The Transport Layer implements TCP (the Transmission Control Protocol) and UDP (the User Datagram Protocol). The routines that implement these are internal to the Network Stack (in the OS Kernel). They do not exist in user applications (“application space”). In the case of TCP, packet sequencing, plus error detection and retransmission are handled. This layer adds a TCP or UDP packet header to the data passed down from the Application Layer, and then pass the resulting packet down to the Internet Layer for further processing. Output to Internet Layer: [TCP HDR[DATA]], using IP addresses.

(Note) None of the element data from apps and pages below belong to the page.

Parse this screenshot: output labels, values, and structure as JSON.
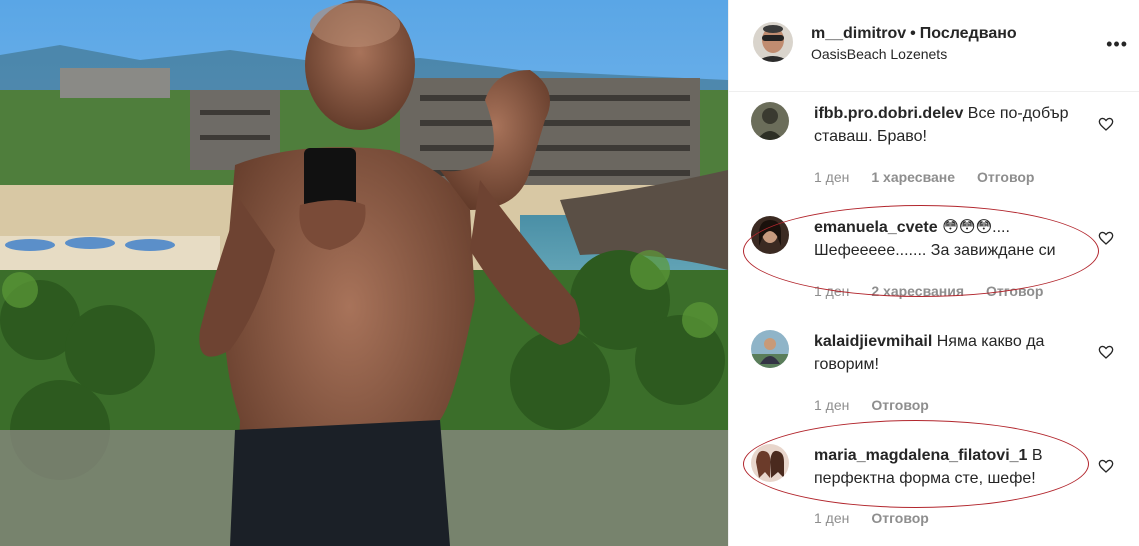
{
  "post": {
    "username": "m__dimitrov",
    "separator": "•",
    "follow_label": "Последвано",
    "location": "OasisBeach Lozenets",
    "more_label": "•••"
  },
  "comments": [
    {
      "username": "ifbb.pro.dobri.delev",
      "text": "Все по-добър ставаш. Браво!",
      "time": "1 ден",
      "likes": "1 харесване",
      "reply": "Отговор"
    },
    {
      "username": "emanuela_cvete",
      "text": "😳😳😳.... Шефеееее....... За завиждане си",
      "time": "1 ден",
      "likes": "2 харесвания",
      "reply": "Отговор"
    },
    {
      "username": "kalaidjievmihail",
      "text": "Няма какво да говорим!",
      "time": "1 ден",
      "likes": "",
      "reply": "Отговор"
    },
    {
      "username": "maria_magdalena_filatovi_1",
      "text": "В перфектна форма сте, шефе!",
      "time": "1 ден",
      "likes": "",
      "reply": "Отговор"
    }
  ],
  "colors": {
    "highlight": "#b2262d",
    "meta": "#8e8e8e"
  },
  "icons": [
    "more-options-icon",
    "heart-icon"
  ]
}
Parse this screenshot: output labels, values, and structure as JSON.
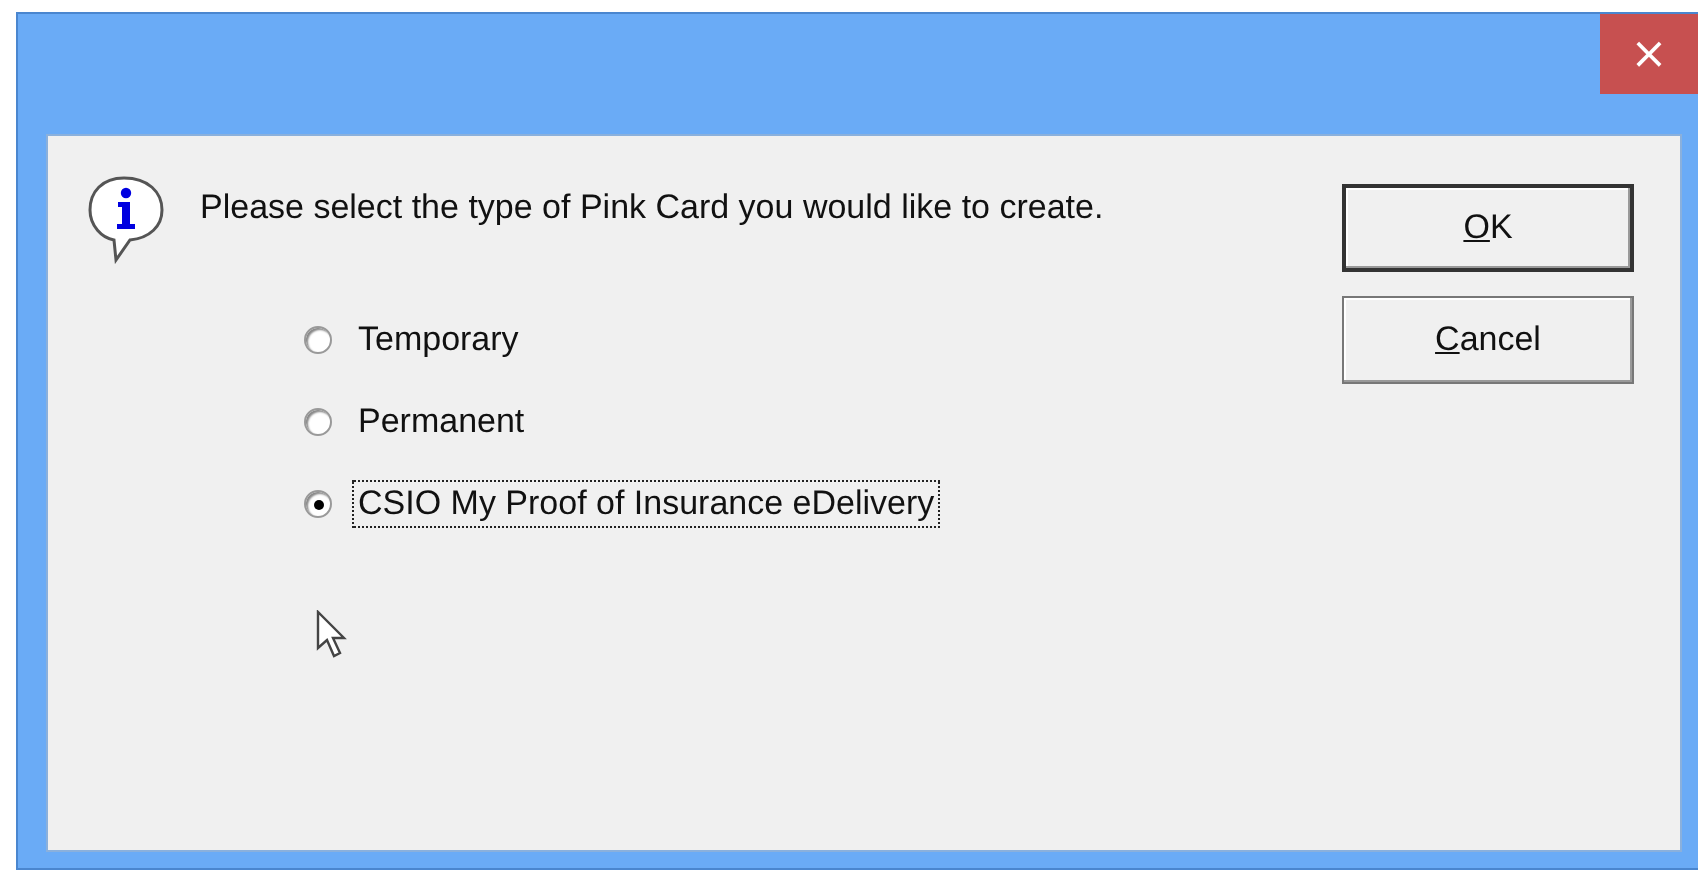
{
  "window": {
    "close_label": "×"
  },
  "message": "Please select the type of Pink Card you would like to create.",
  "buttons": [
    {
      "key": "O",
      "rest": "K",
      "default": true
    },
    {
      "key": "C",
      "rest": "ancel",
      "default": false
    }
  ],
  "options": [
    {
      "label": "Temporary",
      "selected": false,
      "focused": false
    },
    {
      "label": "Permanent",
      "selected": false,
      "focused": false
    },
    {
      "label": "CSIO My Proof of Insurance eDelivery",
      "selected": true,
      "focused": true
    }
  ]
}
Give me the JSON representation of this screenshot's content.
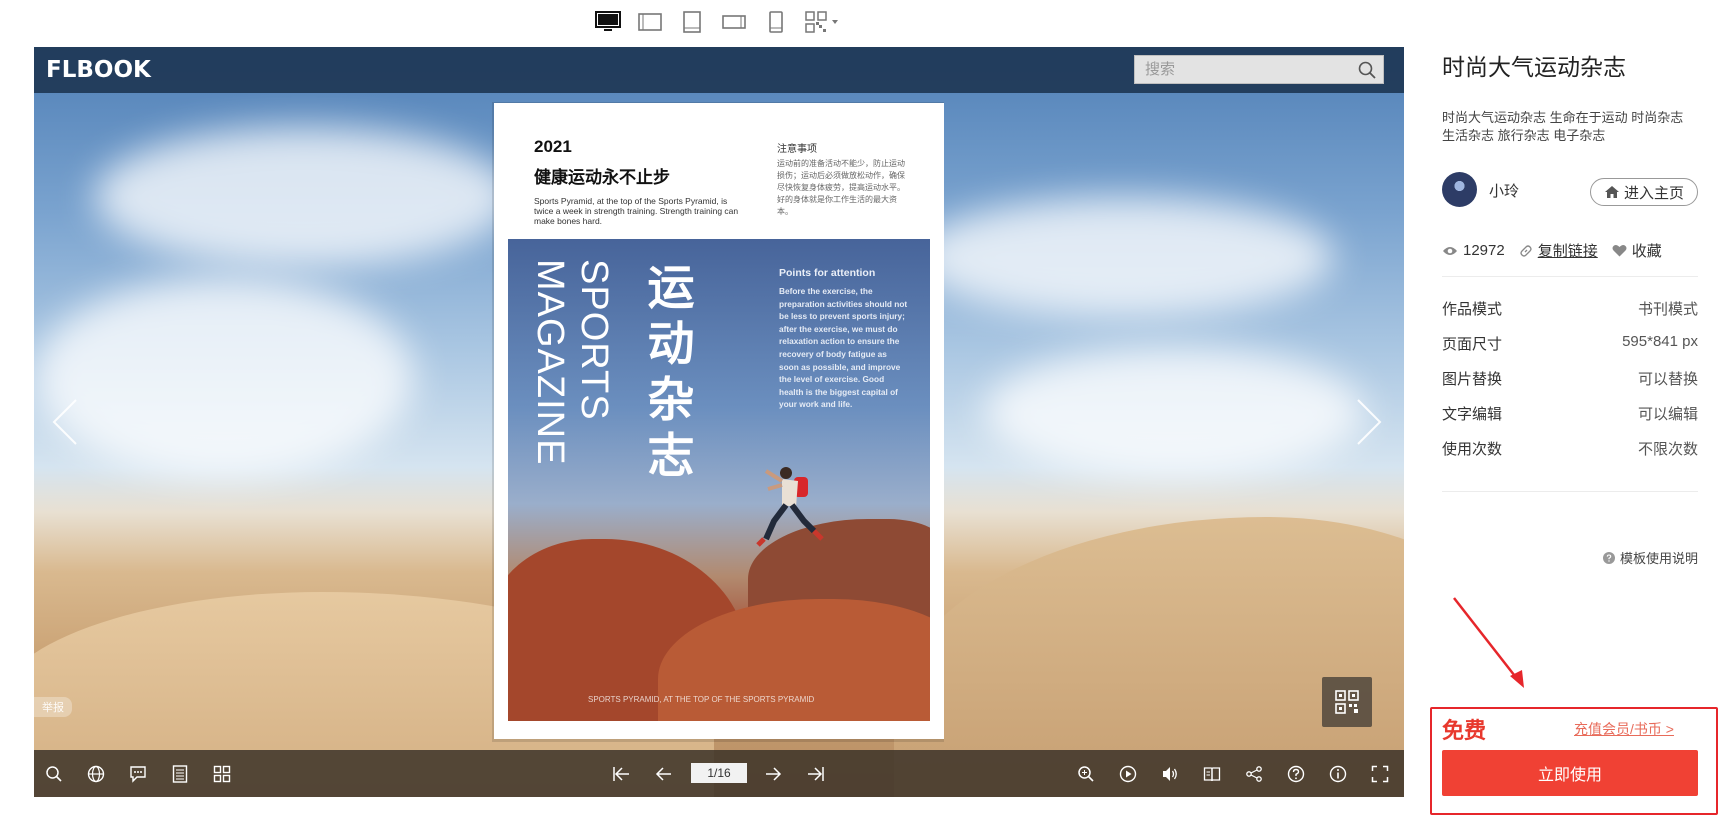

The Internet Layer implements IP (the Internet Protocol) and various other related protocols such as ICMP (which includes the “ping” function among other things). The IP routine takes the data passed down from the Transport Layer routines, adds an IP packet header onto it, then passes the now complete IPv4 packet down to routines in the Link Layer. Output to Link layer: [IP HDR[TCP HDR[DATA]]] using IP addresses.
The Link Layer implements protocols such as ARP that convert IP addresses to MAC addresses. It also contains routines that actually read and write data (as fed down to it by routines in the Internet Layer) onto the network wire, in compliance with Ethernet or other standards. Output to wire: Ethernet frame containing the IP packet, using MAC addresses (or other Link Layer addresses for non-Ethernet networks).
Each layer “hides” the details (and/or hardware dependencies) from the higher layers. This is called “levels of abstraction”. An architect thinks in terms of abstractions such as roofs, walls, windows, etc. The next layer down (the builder) thinks in terms of abstractions such as bricks, glass, mortar, etc. Below the level of the builder, an industrial chemist thinks in terms of formulations of clay or silicon dioxide to create bricks and glass. If the architect tried to think at the chemical or atomic level, it would be very difficult to design a house. His job is made possible by using levels of abstraction. Network programming is analogous. If application programmers had to think in terms of writing bits to the actual hardware, things like web browsers would be almost impossible. Each network layer is created by specialists that understand things at their level, and lower layers can be treated as “black boxes” by people working at higher layers.
Another important thing about network layers is that you can make major changes to one layer, without impacting the other layers much at all. The connections between layers are well defined, and don’t change (much). This provides a great deal of separation between the layers. In the case of IPv6, the Internet layer is almost completely redesigned internally, while the Link Layer and Transport Layer are not affected much at all (other than providing more bytes to store the larger IPv6 addresses). If your product is “IPv6 only”, that’s about the only change you would need to make to your application software (unless you display or allow entry of IP addresses). If your application is “dual stack” (can send and receive data over IPv4 or IPv6), then a few more changes are required in the application layer (e.g. to accept multiple IPv4 and IPv6 addresses from DNS and try connecting to one or more of them based on various factors, or to accept incoming connections over both IPv4 and IPv6). This makes it possible to migrate (or “port”) network software (created for IPv4) to IPv6 or even dual stack with a fairly minor effort. In comparison, changing network code written for TCP/IP to use OSI instead would probably involve a complete redesign and major recoding effort.